The lottery is a form of gambling in which a player pays for the chance to win a prize, which can be anything from money to goods. It is a common activity in many societies, and it is regulated by law. There are several types of lotteries: state-run, public corporations, private companies, and charitable foundations. Some are based on playing numbers while others involve drawing names. Many people play the lottery to win big sums of money. But there are other reasons to participate, including social responsibility and charity. The lottery is often used to raise money for a variety of public uses, including education, roads, and social welfare programs. The term lottery comes from the Dutch noun lot, which means fate or destiny. In colonial America, the lottery was used to finance a variety of projects, such as paving streets and constructing wharves. It also helped fund the establishment of the first English colonies. George Washington sponsored a lottery in 1768 to raise funds for a road across the Blue Ridge Mountains.

In the short story The Lottery, a man named Mr. Summers carries out a black box and stirs up the papers inside it. The villagers begin to take their turns. When a woman from the Hutchinson family draws her name, she is killed. Tessie Hutchinson has nothing to do with the killing, but she is a victim of the lottery’s ritualistic nature.

Despite the fact that the villagers have little knowledge of why they hold the lottery, they continue to follow its tradition. The story highlights the power of tradition and its influence on society. This is evident when the villagers willingly kill a woman who has done nothing to deserve their punishment. The story reminds us that tradition can be dangerous and ruthless, even when it is justified by faith and custom.

People can be lured into the lottery with promises that they will be rich if they win. But the truth is that money won’t solve problems or solve all of life’s difficulties. The Bible forbids coveting what belongs to other people (Exodus 20:17; 1 Timothy 6:10). People who gamble in the lottery are usually coveting other people’s money and things that they have earned, not God’s blessing.

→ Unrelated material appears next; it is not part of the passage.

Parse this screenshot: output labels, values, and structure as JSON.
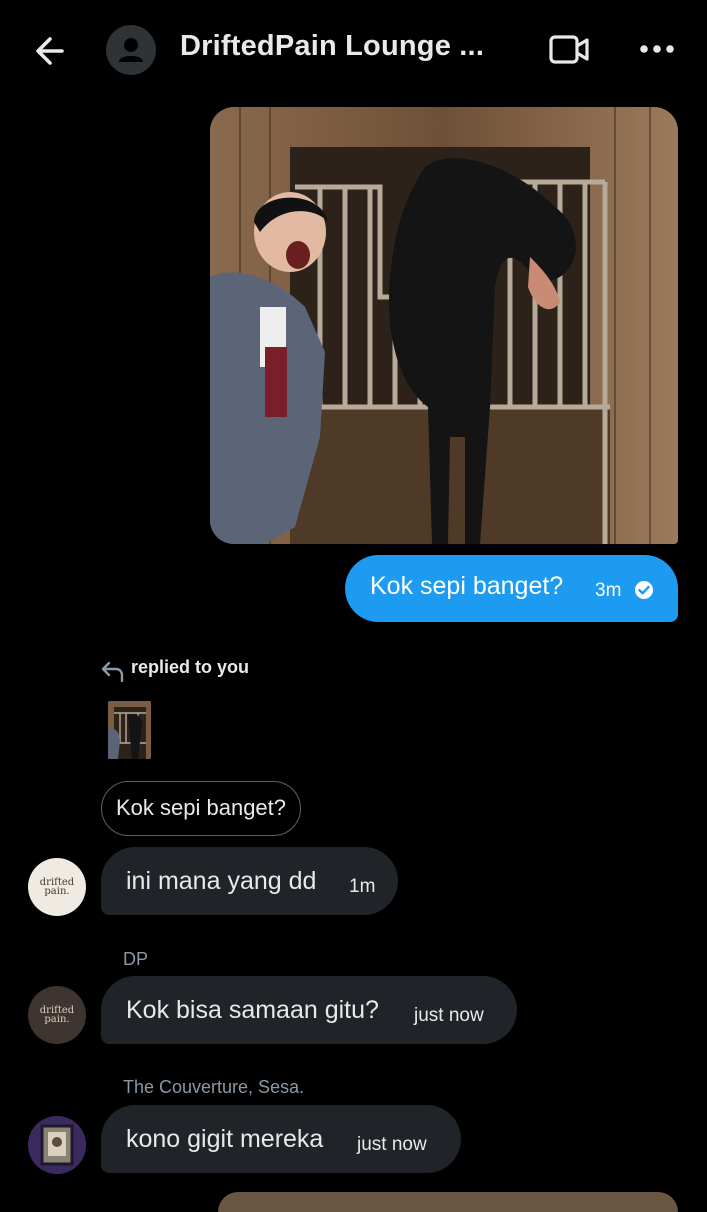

Those who run the lottery have long sought to make their games more appealing by making them seem more fun and exotic. Some have even gone so far as to rebrand the game as “a lottery.” These strategies can obscure the lottery’s regressive effect on poor people and make it harder for critics to identify and address its problems. Moreover, they can also mislead people into thinking that the lottery is not as harmful as other forms of gambling, which are far more egregious. To help counter this problem, it is essential to educate lottery players about the risks involved in the games and how they can be minimized. In addition, it is vital to educate people about the ways that they can avoid becoming compulsive gamblers.